Of course, reality is remarkably insistent. So the trauma of extreme weather events force climate change into public awareness where it is too often heard but denied. The required remedial action is invariably postponed. The necessary government regulations become promises that never materialize. Excuses and rationalizations abound as the carbon dioxide levels rise and the planet’s weather becomes more unusual, threatening and destructive. Dr. Varki summarizes the stakes succinctly. “This is the one case,” he says of global warming, “where we cannot afford to get it wrong the first time.”
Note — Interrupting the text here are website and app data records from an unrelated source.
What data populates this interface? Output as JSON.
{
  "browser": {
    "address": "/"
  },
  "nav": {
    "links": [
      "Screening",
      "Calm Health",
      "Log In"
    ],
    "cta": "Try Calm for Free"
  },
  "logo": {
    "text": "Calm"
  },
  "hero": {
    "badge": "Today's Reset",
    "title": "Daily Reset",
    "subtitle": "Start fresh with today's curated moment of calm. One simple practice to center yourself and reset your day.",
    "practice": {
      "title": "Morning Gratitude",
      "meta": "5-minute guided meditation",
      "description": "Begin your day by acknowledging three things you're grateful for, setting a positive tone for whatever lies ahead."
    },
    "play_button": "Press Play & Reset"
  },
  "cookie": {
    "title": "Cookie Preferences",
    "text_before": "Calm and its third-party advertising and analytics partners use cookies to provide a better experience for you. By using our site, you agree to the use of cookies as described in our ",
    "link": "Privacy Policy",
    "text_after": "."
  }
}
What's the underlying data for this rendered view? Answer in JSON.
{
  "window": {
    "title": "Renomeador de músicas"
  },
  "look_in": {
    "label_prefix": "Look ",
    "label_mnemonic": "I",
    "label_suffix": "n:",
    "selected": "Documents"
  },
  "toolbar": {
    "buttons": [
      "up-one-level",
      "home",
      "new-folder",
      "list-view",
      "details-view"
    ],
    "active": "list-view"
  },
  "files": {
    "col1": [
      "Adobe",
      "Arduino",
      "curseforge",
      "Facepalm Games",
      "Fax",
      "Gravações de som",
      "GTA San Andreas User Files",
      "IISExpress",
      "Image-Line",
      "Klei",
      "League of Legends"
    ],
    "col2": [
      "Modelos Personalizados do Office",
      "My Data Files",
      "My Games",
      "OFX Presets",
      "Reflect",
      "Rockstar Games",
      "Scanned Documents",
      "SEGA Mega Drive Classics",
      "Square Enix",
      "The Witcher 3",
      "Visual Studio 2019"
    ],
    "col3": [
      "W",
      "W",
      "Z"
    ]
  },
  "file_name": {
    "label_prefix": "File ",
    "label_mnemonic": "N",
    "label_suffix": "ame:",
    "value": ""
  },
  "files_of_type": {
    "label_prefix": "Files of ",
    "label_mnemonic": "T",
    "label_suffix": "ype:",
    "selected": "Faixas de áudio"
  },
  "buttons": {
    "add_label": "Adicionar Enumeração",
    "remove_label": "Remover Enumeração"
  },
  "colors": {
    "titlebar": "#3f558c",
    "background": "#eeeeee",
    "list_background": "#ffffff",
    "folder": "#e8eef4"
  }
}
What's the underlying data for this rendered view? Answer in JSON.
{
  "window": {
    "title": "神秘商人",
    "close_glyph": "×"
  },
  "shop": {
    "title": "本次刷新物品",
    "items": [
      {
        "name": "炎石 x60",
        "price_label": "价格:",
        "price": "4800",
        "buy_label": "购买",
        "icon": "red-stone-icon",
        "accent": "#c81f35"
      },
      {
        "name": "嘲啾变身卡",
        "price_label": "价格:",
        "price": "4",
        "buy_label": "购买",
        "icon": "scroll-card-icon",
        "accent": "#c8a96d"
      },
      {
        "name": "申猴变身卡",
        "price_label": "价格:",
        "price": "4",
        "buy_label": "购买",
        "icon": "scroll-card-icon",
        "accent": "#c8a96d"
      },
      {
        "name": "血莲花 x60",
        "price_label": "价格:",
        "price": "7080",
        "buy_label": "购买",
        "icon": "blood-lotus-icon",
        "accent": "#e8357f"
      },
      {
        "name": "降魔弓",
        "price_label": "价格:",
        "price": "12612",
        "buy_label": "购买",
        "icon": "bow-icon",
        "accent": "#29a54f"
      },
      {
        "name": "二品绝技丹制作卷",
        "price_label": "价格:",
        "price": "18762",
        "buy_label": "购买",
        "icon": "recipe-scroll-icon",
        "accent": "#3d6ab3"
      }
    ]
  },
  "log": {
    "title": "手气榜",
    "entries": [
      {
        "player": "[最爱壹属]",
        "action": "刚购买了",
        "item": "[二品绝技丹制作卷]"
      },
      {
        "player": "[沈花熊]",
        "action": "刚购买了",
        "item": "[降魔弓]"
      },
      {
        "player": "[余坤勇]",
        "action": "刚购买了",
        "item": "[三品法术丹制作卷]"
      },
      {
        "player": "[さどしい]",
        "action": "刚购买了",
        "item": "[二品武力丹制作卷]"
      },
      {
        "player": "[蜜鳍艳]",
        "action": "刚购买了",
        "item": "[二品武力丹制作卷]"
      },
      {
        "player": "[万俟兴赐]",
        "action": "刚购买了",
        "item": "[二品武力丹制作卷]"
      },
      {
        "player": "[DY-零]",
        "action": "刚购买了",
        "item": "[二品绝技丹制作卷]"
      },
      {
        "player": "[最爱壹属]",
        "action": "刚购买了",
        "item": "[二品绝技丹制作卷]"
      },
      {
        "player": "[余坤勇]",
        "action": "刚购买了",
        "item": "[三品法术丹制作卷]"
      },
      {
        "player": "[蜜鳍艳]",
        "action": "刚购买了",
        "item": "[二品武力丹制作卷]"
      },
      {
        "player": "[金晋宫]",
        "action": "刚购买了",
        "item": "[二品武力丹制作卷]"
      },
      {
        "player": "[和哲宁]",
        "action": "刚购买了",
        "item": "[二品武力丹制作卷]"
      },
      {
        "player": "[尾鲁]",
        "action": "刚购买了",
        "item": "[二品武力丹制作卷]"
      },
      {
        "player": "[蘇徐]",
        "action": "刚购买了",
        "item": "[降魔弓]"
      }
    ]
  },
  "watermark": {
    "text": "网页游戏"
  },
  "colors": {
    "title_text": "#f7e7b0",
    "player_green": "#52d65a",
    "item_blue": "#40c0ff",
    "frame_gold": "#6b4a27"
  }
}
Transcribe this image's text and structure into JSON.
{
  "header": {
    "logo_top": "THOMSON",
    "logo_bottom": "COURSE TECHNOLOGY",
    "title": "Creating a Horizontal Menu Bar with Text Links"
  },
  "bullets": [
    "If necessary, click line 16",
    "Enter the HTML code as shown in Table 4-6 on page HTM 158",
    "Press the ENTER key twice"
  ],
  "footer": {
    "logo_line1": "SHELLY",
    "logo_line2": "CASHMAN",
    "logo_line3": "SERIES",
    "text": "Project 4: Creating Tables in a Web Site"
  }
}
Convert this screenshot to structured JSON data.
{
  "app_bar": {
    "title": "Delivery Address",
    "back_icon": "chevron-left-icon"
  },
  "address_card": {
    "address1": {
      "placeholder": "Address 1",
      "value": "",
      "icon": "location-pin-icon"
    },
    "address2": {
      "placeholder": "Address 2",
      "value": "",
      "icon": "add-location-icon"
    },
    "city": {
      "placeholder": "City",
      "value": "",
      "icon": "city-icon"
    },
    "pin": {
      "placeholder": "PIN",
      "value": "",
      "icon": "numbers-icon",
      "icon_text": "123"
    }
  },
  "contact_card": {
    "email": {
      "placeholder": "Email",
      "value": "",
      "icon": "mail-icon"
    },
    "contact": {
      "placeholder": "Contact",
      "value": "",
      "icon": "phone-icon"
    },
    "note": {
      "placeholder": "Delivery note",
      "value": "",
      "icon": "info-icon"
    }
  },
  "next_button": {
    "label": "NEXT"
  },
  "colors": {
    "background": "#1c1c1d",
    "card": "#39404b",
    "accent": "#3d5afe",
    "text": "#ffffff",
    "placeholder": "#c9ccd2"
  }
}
Dr. Varki concedes that his refinements to Dr. Brower’s theory need more scientific study and evaluation. But, he contends, the theory seems to fit the evidence. More sobering, however, is the way the theory seems to fit our history.

book review: The Alchemy of Air by Thomas Hager

The Alchemy of Air is one of the better books I’ve read.

http://www.amazon.com/Alchemy-Air-Jewish-Scientific-Discovery-ebook/dp/B001EUGCTS

As an engineer I’ve always been interested in the history of important science and there is nothing more important than the Haber-Bosch process which uses fossil energy to produce inexpensive fertilizer that enabled the green revolution and human overshoot.

Lest you doubt its significance, 50% of the nitrogen in our bodies was manufactured in a Haber-Bosch factory, and it is the primary reason our population grew from 1 billion to 7 billion over the last 100 years.

In addition, our liberal use of manufactured fertilizer has distorted the nitrogen cycle creating dead zones in the ocean, and contributed to pollution that is causing the decline of trees worldwide.

The Haber-Bosch process also produces the raw materials necessary for explosives and was a major contributor to the lethality of World Wars I and II.

Haber-Bosch technology was adapted to produce gasoline from coal which powered the Nazi war machine, and someday will probably power industrial civilization’s last gasp when real oil becomes too expensive to extract.

There’s a lot more in the book that I enjoyed.

The detailed history of fertilizer and the wars over its scarce non-renewable resources prior to Haber-Bosch was fascinating.

The behind the scenes look at the role of technology and big business in WWI and WWII was very interesting.

The story of how great minds were destroyed by a scapegoat seeking Hitler provides insight into what we’ll likely see in the future.

Lastly, I found the human side interesting in that men who accomplished much and earned great wealth were still unhappy and unsure of themselves.

I’ll be reading it a second time. Highly recommended.